[Start of Attachment]
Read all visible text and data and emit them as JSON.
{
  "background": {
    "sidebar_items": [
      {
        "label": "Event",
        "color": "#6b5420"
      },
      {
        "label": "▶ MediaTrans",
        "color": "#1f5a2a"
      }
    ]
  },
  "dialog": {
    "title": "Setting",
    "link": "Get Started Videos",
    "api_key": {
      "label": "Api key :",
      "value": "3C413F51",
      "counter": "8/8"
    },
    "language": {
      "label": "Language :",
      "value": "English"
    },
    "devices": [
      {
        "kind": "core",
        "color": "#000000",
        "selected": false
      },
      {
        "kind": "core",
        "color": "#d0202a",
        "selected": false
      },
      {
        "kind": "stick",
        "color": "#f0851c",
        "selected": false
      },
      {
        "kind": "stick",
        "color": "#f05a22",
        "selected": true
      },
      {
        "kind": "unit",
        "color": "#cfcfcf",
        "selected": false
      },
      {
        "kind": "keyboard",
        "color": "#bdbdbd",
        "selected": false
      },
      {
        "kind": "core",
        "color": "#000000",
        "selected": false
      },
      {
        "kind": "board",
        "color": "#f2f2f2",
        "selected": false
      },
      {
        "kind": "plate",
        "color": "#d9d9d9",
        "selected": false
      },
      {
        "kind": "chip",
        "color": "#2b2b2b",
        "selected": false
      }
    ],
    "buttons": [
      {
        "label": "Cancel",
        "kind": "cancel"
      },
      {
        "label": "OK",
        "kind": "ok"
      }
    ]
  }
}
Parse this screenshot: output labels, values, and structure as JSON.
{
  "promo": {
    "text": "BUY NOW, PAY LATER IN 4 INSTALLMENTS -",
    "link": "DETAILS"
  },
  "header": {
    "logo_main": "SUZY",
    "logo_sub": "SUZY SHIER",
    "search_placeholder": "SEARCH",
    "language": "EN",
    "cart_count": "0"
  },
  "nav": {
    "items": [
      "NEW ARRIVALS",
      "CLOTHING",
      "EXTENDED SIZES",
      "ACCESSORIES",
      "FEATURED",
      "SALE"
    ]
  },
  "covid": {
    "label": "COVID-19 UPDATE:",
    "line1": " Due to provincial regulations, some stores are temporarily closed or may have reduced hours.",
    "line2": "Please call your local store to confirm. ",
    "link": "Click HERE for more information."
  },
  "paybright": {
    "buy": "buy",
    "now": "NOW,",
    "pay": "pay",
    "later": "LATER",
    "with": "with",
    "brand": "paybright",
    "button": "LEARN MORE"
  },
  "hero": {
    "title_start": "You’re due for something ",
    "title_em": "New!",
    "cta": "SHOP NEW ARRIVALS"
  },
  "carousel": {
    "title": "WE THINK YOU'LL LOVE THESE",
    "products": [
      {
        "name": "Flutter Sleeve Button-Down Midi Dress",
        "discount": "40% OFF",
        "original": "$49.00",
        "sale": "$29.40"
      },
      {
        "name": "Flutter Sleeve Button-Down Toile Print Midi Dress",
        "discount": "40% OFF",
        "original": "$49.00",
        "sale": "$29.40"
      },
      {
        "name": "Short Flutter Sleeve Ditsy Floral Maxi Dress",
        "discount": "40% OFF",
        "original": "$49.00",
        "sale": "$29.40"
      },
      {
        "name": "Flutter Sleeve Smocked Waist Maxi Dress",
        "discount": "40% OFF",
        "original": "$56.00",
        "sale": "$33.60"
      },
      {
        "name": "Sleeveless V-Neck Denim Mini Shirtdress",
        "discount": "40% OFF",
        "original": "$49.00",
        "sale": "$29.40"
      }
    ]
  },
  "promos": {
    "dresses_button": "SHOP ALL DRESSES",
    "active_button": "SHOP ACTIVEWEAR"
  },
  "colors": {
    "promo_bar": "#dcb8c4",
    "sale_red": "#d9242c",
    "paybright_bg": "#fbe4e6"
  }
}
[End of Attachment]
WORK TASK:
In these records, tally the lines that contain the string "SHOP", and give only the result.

WRITTEN SOLUTION:
3